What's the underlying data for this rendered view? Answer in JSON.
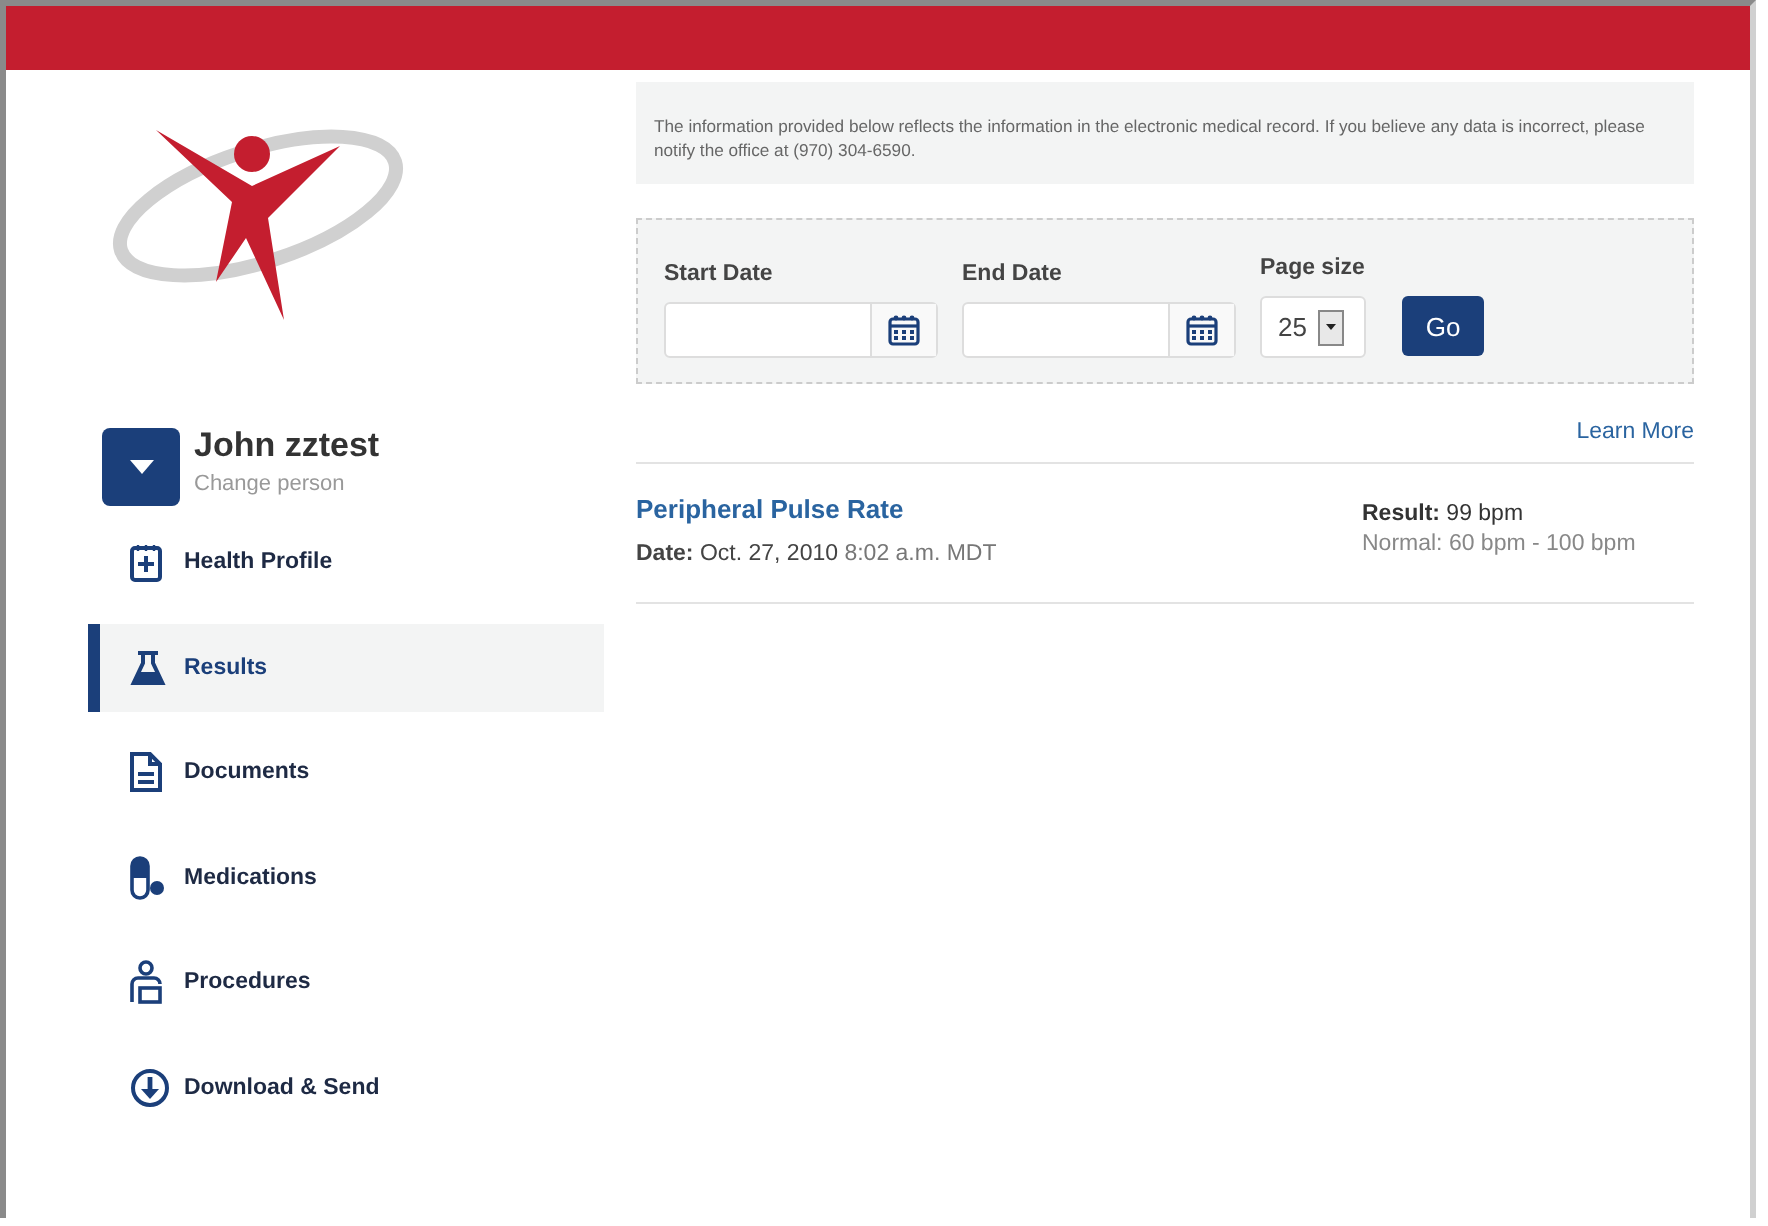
{
  "person": {
    "name": "John zztest",
    "action": "Change person"
  },
  "nav": [
    {
      "label": "Health Profile",
      "selected": false
    },
    {
      "label": "Results",
      "selected": true
    },
    {
      "label": "Documents",
      "selected": false
    },
    {
      "label": "Medications",
      "selected": false
    },
    {
      "label": "Procedures",
      "selected": false
    },
    {
      "label": "Download & Send",
      "selected": false
    }
  ],
  "notice": "The information provided below reflects the information in the electronic medical record. If you believe any data is incorrect, please notify the office at (970) 304-6590.",
  "filters": {
    "start_label": "Start Date",
    "end_label": "End Date",
    "page_size_label": "Page size",
    "page_size": "25",
    "go": "Go"
  },
  "learn_more": "Learn More",
  "results": [
    {
      "title": "Peripheral Pulse Rate",
      "date_label": "Date:",
      "date": "Oct. 27, 2010",
      "time": "8:02 a.m. MDT",
      "result_label": "Result:",
      "result": "99 bpm",
      "normal": "Normal: 60 bpm - 100 bpm"
    }
  ]
}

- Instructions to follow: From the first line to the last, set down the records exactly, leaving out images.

- Answer to the problem:
What's the underlying data for this rendered view? Answer in JSON.
{
  "person": {
    "name": "John zztest",
    "action": "Change person"
  },
  "nav": [
    {
      "label": "Health Profile",
      "selected": false
    },
    {
      "label": "Results",
      "selected": true
    },
    {
      "label": "Documents",
      "selected": false
    },
    {
      "label": "Medications",
      "selected": false
    },
    {
      "label": "Procedures",
      "selected": false
    },
    {
      "label": "Download & Send",
      "selected": false
    }
  ],
  "notice": "The information provided below reflects the information in the electronic medical record. If you believe any data is incorrect, please notify the office at (970) 304-6590.",
  "filters": {
    "start_label": "Start Date",
    "end_label": "End Date",
    "page_size_label": "Page size",
    "page_size": "25",
    "go": "Go"
  },
  "learn_more": "Learn More",
  "results": [
    {
      "title": "Peripheral Pulse Rate",
      "date_label": "Date:",
      "date": "Oct. 27, 2010",
      "time": "8:02 a.m. MDT",
      "result_label": "Result:",
      "result": "99 bpm",
      "normal": "Normal: 60 bpm - 100 bpm"
    }
  ]
}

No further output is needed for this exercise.